We all have that mean little inner critic troll that talks to us and offers us “advice”. Negative and unhelpful advice that does not promote any kind of self-love. The best way to deal with the self-serving little critic troll that wants to decide what is and isn’t good for you is to fire their damn ass and trust that you know what you are doing and do it anyway.
When you really want to join that yoga class down the road and you are too scared to show that you can’t bend at the knees and if you try the noise is like something out of a bone-crushing horror movie. Don’t let the troll get a word in. Get to that class!
Or you want to join that singing class, but the troll says that you have a voice that upsets the dogs in the neighbourhood for miles around. Drown the troll out with that voice and go anyway.
This critic is an expert at making us feel bad about ourselves. Silencing it is critical for our wellbeing. Caveat: IT WILL NOT BE EASY!
Let’s silence the criticism with these tips.
It’s very doubtful that you’d tell them the same things you tell yourself. We tend to be a lot harsher on ourselves than we are on other people. Next time your critic troll pipes up, ask yourself “is this what you would say to a friend?”
Many of us have deep-seated beliefs that we have held since we were young. They will be second nature. Understand what they are how they have been influencing your behaviour and you will crack the code.
Perhaps you have had someone repeatedly tell you that you are clumsy. Or that you are not cut out to be a leader.
Whatever form it takes, this negative self-talk can become a self-fulfilling prophecy and lead to repeating negative thoughts and patterns. At its worst it can trigger destructive “coping” habits such as overeating, drinking too much or taking drugs. At the very least, it can hold you back in life and stop you from being the ‘you’ you truly want to be.
Challenge these beliefs. We intuitively know there isn’t any real evidence to back them up. And if you deep dive into that spaghetti tangle we call a brain you’d probably find plenty of examples that completely debunk any negative belief your harbouring.
Once you recognize that these beliefs are not your truths, focus on your strengths instead. Once you are not defined by these beliefs they will have less influence on your behaviour.
When your critic troll makes it hard for you to appreciate your ‘wins’ a gratitude journal can help you see the great things you are doing.
Write a list of your strengths and keep it folded up in your purse. Remind that troll of them every now and then. If you can’t come up with many on your own, rope in family and friends to help.
Adopting a more mindful way of dealing with your thoughts can help your inner critic to be less powerful. If you’ve been so used to your self-criticism that it’s now second nature, being mindful can help you notice those thoughts. And remember, notice them with curiosity, not judgement! When you notice them you’re in a much better place to challenge them. It could be helpful to record patterns between your negative self-talk and how you feel when it happens.

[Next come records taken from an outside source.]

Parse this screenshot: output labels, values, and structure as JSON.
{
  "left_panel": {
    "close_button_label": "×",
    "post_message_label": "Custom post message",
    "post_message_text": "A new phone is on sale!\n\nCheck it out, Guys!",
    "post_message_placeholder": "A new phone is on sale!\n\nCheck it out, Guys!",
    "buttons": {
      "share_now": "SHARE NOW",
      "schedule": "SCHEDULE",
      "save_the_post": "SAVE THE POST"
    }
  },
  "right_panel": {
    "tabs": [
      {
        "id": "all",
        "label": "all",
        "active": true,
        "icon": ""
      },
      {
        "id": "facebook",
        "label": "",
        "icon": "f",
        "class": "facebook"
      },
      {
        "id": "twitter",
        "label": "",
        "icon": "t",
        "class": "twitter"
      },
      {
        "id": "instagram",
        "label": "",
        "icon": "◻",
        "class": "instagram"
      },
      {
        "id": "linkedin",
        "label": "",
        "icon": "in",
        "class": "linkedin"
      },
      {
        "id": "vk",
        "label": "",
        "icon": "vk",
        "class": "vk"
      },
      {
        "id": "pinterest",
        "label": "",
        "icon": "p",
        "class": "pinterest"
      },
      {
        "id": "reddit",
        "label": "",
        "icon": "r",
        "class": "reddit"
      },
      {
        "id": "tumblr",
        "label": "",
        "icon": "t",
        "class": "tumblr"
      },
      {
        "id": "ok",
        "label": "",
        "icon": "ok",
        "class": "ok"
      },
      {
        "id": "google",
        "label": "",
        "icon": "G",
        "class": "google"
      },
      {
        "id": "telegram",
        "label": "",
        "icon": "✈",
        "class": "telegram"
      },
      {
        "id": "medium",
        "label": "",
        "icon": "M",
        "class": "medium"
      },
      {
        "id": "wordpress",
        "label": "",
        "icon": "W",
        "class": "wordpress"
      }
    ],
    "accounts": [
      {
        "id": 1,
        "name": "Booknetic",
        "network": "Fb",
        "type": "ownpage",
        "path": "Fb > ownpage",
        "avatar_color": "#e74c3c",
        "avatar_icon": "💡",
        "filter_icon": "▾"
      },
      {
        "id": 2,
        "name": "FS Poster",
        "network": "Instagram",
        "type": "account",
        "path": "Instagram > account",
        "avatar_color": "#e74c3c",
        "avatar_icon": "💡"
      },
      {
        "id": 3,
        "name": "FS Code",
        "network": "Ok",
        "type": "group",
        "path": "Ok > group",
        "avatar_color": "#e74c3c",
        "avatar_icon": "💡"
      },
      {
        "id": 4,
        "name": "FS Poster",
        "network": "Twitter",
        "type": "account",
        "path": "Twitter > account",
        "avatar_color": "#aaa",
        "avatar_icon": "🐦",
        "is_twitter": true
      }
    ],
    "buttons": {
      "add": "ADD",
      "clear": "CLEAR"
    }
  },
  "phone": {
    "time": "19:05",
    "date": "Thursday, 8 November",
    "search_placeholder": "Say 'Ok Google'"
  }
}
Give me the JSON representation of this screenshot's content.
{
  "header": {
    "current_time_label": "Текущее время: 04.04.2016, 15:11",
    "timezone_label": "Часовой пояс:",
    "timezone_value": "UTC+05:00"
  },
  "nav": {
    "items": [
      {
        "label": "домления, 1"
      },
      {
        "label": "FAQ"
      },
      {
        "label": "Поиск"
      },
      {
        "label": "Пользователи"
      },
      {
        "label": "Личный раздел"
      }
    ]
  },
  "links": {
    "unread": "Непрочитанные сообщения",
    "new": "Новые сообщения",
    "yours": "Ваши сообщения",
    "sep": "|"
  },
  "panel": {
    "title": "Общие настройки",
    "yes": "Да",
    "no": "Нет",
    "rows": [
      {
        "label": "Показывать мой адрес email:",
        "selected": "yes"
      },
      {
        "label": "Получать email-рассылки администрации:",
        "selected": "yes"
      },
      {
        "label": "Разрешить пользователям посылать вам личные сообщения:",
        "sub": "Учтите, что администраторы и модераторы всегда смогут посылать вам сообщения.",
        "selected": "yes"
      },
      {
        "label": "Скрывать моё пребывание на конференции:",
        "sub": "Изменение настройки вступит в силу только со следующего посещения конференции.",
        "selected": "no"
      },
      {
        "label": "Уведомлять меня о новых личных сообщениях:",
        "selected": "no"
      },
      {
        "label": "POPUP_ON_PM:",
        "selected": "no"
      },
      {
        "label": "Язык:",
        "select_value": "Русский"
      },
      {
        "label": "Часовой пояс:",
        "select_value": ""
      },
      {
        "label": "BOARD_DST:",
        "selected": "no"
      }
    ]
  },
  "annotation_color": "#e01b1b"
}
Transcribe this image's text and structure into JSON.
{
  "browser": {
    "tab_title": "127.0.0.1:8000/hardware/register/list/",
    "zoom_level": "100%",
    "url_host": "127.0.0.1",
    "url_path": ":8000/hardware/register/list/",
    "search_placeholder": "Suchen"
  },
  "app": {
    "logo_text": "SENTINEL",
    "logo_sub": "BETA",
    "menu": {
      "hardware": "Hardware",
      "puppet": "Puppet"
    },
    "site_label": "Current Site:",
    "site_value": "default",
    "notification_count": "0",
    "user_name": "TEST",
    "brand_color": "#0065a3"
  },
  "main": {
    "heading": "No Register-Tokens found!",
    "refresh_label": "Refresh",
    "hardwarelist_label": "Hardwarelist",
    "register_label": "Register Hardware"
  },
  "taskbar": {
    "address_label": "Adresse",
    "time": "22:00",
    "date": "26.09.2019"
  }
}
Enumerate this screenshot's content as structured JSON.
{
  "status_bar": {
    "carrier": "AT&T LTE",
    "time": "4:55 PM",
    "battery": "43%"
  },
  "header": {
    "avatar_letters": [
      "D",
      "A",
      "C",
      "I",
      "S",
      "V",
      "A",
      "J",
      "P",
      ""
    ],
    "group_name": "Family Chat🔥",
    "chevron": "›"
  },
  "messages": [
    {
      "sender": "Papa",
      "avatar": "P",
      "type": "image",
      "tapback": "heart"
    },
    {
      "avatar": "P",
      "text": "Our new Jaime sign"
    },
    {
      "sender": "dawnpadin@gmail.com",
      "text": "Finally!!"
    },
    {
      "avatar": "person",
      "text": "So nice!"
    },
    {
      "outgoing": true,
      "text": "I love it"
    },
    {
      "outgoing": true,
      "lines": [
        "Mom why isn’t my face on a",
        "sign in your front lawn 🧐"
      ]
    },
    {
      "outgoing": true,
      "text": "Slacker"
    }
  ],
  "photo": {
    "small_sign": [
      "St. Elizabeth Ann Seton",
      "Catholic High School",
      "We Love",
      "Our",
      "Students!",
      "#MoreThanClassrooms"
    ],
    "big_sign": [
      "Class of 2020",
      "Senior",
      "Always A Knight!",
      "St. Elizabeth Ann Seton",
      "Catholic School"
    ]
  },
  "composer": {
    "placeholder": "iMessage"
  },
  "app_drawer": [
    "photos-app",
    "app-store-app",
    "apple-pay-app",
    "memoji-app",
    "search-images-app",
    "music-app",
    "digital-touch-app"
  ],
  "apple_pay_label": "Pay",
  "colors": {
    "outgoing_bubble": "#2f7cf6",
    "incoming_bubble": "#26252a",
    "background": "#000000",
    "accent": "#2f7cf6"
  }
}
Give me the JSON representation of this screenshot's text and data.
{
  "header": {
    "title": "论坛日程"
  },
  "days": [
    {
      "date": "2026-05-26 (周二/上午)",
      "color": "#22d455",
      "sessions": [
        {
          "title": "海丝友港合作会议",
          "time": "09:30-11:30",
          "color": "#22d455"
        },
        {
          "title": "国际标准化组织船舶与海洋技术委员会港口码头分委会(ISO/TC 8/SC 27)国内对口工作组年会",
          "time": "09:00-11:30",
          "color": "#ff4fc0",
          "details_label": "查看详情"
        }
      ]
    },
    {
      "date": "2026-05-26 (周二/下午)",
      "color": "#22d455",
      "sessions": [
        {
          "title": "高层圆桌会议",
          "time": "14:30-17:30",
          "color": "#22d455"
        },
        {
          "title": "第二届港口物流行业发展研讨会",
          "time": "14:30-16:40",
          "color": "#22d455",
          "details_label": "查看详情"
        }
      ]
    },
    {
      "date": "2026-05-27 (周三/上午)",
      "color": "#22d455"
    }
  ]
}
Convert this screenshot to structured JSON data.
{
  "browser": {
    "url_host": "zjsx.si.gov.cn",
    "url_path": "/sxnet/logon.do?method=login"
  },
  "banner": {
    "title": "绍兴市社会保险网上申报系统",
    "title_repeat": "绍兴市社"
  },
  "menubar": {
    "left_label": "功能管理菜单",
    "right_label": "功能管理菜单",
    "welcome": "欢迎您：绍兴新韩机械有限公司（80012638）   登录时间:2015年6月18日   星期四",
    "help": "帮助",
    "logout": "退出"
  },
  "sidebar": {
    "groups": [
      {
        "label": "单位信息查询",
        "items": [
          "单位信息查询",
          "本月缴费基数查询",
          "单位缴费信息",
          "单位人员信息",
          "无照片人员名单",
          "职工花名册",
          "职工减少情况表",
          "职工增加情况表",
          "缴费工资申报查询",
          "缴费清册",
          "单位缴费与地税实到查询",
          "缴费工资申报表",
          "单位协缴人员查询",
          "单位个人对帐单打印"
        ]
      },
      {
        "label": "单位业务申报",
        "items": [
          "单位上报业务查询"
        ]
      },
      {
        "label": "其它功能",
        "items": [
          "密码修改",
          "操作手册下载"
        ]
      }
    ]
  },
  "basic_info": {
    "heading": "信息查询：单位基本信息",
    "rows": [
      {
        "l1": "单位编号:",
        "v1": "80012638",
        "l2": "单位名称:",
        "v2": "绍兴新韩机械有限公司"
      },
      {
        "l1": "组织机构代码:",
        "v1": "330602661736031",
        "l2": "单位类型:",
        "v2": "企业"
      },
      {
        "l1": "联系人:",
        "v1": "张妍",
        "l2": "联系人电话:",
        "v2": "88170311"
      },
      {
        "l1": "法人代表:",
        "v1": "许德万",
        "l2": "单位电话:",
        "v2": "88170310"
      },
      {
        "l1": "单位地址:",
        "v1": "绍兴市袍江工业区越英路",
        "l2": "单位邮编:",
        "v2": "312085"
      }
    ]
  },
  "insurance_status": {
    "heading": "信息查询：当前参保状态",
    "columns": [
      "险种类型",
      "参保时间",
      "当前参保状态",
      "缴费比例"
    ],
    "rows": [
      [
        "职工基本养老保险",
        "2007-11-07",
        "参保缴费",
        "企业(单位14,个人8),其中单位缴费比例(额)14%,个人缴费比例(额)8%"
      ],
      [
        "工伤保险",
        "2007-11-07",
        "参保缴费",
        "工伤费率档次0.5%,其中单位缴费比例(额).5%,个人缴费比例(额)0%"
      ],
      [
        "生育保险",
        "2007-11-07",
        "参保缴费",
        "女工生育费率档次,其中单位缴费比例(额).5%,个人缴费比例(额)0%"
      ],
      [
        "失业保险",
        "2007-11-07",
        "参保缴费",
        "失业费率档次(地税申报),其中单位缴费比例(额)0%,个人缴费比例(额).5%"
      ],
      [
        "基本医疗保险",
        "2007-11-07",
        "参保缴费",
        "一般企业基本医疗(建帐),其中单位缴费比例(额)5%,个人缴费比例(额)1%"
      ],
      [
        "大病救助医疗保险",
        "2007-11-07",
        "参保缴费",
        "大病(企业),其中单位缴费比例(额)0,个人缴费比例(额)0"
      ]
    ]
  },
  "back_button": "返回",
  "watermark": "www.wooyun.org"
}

Your inner critic is protecting you from feeling certain emotions so you can thank it for that but ask yourself what is it that you’re really scared of.
These may be quite wide-ranging emotions when you dig deeper. For example, telling yourself that you’re fat and unattractive if you put on weight can be masking deeper feelings about losing control, fear and failure.
Acknowledging and getting in touch with the real emotions allows you to tell your inner critic that you understand where it’s coming from but you’re perfectly okay to deal with them on your own.
Positive mantras and affirmations can help to move your thought patterns from negative to positive. If adapt your affirmations to focus on positive things about yourself this can really stop the troll in its tracks – particularly in areas that you feel negative about right now. I write a positive mantra in my daily planner every day as part of my morning routine.
YOU’VE GOT THIS!!